Data supplied:
=== Section Start ===

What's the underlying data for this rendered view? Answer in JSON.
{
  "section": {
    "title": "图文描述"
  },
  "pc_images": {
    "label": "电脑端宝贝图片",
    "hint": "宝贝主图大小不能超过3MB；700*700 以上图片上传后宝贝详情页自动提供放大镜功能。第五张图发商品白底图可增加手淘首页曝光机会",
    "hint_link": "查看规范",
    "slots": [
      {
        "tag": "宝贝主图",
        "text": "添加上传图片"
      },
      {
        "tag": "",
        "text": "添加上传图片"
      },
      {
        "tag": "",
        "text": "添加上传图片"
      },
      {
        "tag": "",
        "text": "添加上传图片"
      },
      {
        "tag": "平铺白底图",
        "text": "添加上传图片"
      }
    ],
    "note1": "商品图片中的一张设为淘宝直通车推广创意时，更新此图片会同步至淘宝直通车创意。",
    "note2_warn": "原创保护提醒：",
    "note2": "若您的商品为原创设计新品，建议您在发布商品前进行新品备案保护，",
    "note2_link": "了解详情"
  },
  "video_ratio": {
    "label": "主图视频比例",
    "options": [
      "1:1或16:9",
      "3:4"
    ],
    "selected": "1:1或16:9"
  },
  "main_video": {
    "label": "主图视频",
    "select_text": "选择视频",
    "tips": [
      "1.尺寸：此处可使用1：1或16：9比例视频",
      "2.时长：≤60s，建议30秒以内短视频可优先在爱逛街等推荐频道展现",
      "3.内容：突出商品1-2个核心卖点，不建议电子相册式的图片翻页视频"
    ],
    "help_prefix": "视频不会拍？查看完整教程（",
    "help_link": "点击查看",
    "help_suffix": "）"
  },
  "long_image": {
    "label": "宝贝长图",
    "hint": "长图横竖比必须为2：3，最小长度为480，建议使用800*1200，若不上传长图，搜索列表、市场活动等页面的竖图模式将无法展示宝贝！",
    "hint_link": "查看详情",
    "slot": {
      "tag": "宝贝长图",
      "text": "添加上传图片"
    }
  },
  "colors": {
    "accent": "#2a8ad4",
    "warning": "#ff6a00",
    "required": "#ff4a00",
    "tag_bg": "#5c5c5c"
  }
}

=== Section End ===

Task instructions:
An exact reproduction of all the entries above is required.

Written response:
What's the underlying data for this rendered view? Answer in JSON.
{
  "section": {
    "title": "图文描述"
  },
  "pc_images": {
    "label": "电脑端宝贝图片",
    "hint": "宝贝主图大小不能超过3MB；700*700 以上图片上传后宝贝详情页自动提供放大镜功能。第五张图发商品白底图可增加手淘首页曝光机会",
    "hint_link": "查看规范",
    "slots": [
      {
        "tag": "宝贝主图",
        "text": "添加上传图片"
      },
      {
        "tag": "",
        "text": "添加上传图片"
      },
      {
        "tag": "",
        "text": "添加上传图片"
      },
      {
        "tag": "",
        "text": "添加上传图片"
      },
      {
        "tag": "平铺白底图",
        "text": "添加上传图片"
      }
    ],
    "note1": "商品图片中的一张设为淘宝直通车推广创意时，更新此图片会同步至淘宝直通车创意。",
    "note2_warn": "原创保护提醒：",
    "note2": "若您的商品为原创设计新品，建议您在发布商品前进行新品备案保护，",
    "note2_link": "了解详情"
  },
  "video_ratio": {
    "label": "主图视频比例",
    "options": [
      "1:1或16:9",
      "3:4"
    ],
    "selected": "1:1或16:9"
  },
  "main_video": {
    "label": "主图视频",
    "select_text": "选择视频",
    "tips": [
      "1.尺寸：此处可使用1：1或16：9比例视频",
      "2.时长：≤60s，建议30秒以内短视频可优先在爱逛街等推荐频道展现",
      "3.内容：突出商品1-2个核心卖点，不建议电子相册式的图片翻页视频"
    ],
    "help_prefix": "视频不会拍？查看完整教程（",
    "help_link": "点击查看",
    "help_suffix": "）"
  },
  "long_image": {
    "label": "宝贝长图",
    "hint": "长图横竖比必须为2：3，最小长度为480，建议使用800*1200，若不上传长图，搜索列表、市场活动等页面的竖图模式将无法展示宝贝！",
    "hint_link": "查看详情",
    "slot": {
      "tag": "宝贝长图",
      "text": "添加上传图片"
    }
  },
  "colors": {
    "accent": "#2a8ad4",
    "warning": "#ff6a00",
    "required": "#ff4a00",
    "tag_bg": "#5c5c5c"
  }
}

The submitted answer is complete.